++++ Provided records ++++
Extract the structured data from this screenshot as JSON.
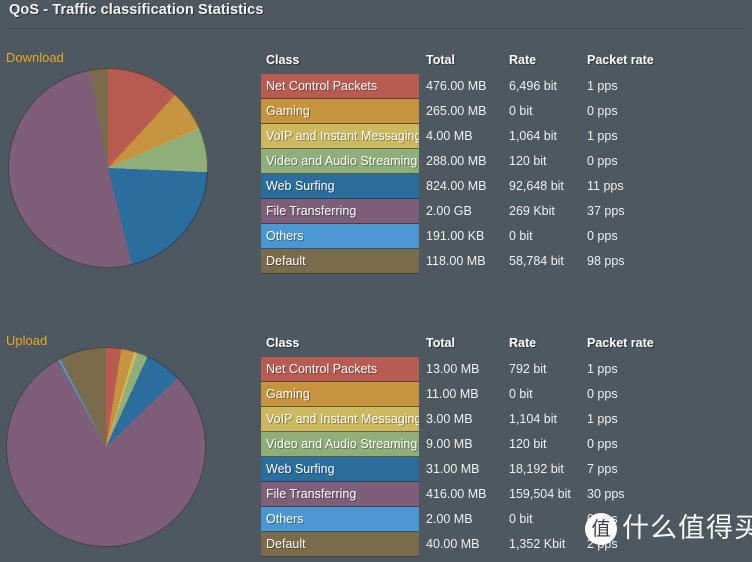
{
  "header": {
    "title": "QoS - Traffic classification Statistics"
  },
  "colors": {
    "background": "#4d5860",
    "accent_label": "#e8a81e",
    "text": "#f0f0f0",
    "net_control_packets": "#b85c52",
    "gaming": "#c6933f",
    "voip_and_instant_messaging": "#ccb85f",
    "video_and_audio_streaming": "#8fae79",
    "web_surfing": "#2b6e9e",
    "file_transferring": "#7d5f7a",
    "others": "#4a97d2",
    "default": "#7a6b4a"
  },
  "table_columns": [
    "Class",
    "Total",
    "Rate",
    "Packet rate"
  ],
  "sections": [
    {
      "id": "download",
      "label": "Download",
      "rows": [
        {
          "class": "Net Control Packets",
          "color": "#b85c52",
          "total": "476.00 MB",
          "rate": "6,496 bit",
          "packet_rate": "1 pps"
        },
        {
          "class": "Gaming",
          "color": "#c6933f",
          "total": "265.00 MB",
          "rate": "0 bit",
          "packet_rate": "0 pps"
        },
        {
          "class": "VoIP and Instant Messaging",
          "color": "#ccb85f",
          "total": "4.00 MB",
          "rate": "1,064 bit",
          "packet_rate": "1 pps"
        },
        {
          "class": "Video and Audio Streaming",
          "color": "#8fae79",
          "total": "288.00 MB",
          "rate": "120 bit",
          "packet_rate": "0 pps"
        },
        {
          "class": "Web Surfing",
          "color": "#2b6e9e",
          "total": "824.00 MB",
          "rate": "92,648 bit",
          "packet_rate": "11 pps"
        },
        {
          "class": "File Transferring",
          "color": "#7d5f7a",
          "total": "2.00 GB",
          "rate": "269 Kbit",
          "packet_rate": "37 pps"
        },
        {
          "class": "Others",
          "color": "#4a97d2",
          "total": "191.00 KB",
          "rate": "0 bit",
          "packet_rate": "0 pps"
        },
        {
          "class": "Default",
          "color": "#7a6b4a",
          "total": "118.00 MB",
          "rate": "58,784 bit",
          "packet_rate": "98 pps"
        }
      ]
    },
    {
      "id": "upload",
      "label": "Upload",
      "rows": [
        {
          "class": "Net Control Packets",
          "color": "#b85c52",
          "total": "13.00 MB",
          "rate": "792 bit",
          "packet_rate": "1 pps"
        },
        {
          "class": "Gaming",
          "color": "#c6933f",
          "total": "11.00 MB",
          "rate": "0 bit",
          "packet_rate": "0 pps"
        },
        {
          "class": "VoIP and Instant Messaging",
          "color": "#ccb85f",
          "total": "3.00 MB",
          "rate": "1,104 bit",
          "packet_rate": "1 pps"
        },
        {
          "class": "Video and Audio Streaming",
          "color": "#8fae79",
          "total": "9.00 MB",
          "rate": "120 bit",
          "packet_rate": "0 pps"
        },
        {
          "class": "Web Surfing",
          "color": "#2b6e9e",
          "total": "31.00 MB",
          "rate": "18,192 bit",
          "packet_rate": "7 pps"
        },
        {
          "class": "File Transferring",
          "color": "#7d5f7a",
          "total": "416.00 MB",
          "rate": "159,504 bit",
          "packet_rate": "30 pps"
        },
        {
          "class": "Others",
          "color": "#4a97d2",
          "total": "2.00 MB",
          "rate": "0 bit",
          "packet_rate": "0 pps"
        },
        {
          "class": "Default",
          "color": "#7a6b4a",
          "total": "40.00 MB",
          "rate": "1,352 Kbit",
          "packet_rate": "2 pps"
        }
      ]
    }
  ],
  "chart_data": [
    {
      "type": "pie",
      "title": "Download",
      "labels": [
        "Net Control Packets",
        "Gaming",
        "VoIP and Instant Messaging",
        "Video and Audio Streaming",
        "Web Surfing",
        "File Transferring",
        "Others",
        "Default"
      ],
      "values": [
        476,
        265,
        4,
        288,
        824,
        2048,
        0.19,
        118
      ],
      "value_unit": "MB",
      "display_values": [
        "476.00 MB",
        "265.00 MB",
        "4.00 MB",
        "288.00 MB",
        "824.00 MB",
        "2.00 GB",
        "191.00 KB",
        "118.00 MB"
      ],
      "colors": [
        "#b85c52",
        "#c6933f",
        "#ccb85f",
        "#8fae79",
        "#2b6e9e",
        "#7d5f7a",
        "#4a97d2",
        "#7a6b4a"
      ],
      "start_angle_deg": 0,
      "direction": "clockwise",
      "legend": "table"
    },
    {
      "type": "pie",
      "title": "Upload",
      "labels": [
        "Net Control Packets",
        "Gaming",
        "VoIP and Instant Messaging",
        "Video and Audio Streaming",
        "Web Surfing",
        "File Transferring",
        "Others",
        "Default"
      ],
      "values": [
        13,
        11,
        3,
        9,
        31,
        416,
        2,
        40
      ],
      "value_unit": "MB",
      "display_values": [
        "13.00 MB",
        "11.00 MB",
        "3.00 MB",
        "9.00 MB",
        "31.00 MB",
        "416.00 MB",
        "2.00 MB",
        "40.00 MB"
      ],
      "colors": [
        "#b85c52",
        "#c6933f",
        "#ccb85f",
        "#8fae79",
        "#2b6e9e",
        "#7d5f7a",
        "#4a97d2",
        "#7a6b4a"
      ],
      "start_angle_deg": 0,
      "direction": "clockwise",
      "legend": "table"
    }
  ],
  "watermark": {
    "badge": "值",
    "text": "什么值得买"
  }
}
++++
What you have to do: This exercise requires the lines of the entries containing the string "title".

Task output:
    "title": "QoS - Traffic classification Statistics"
      "title": "Download",
      "title": "Upload",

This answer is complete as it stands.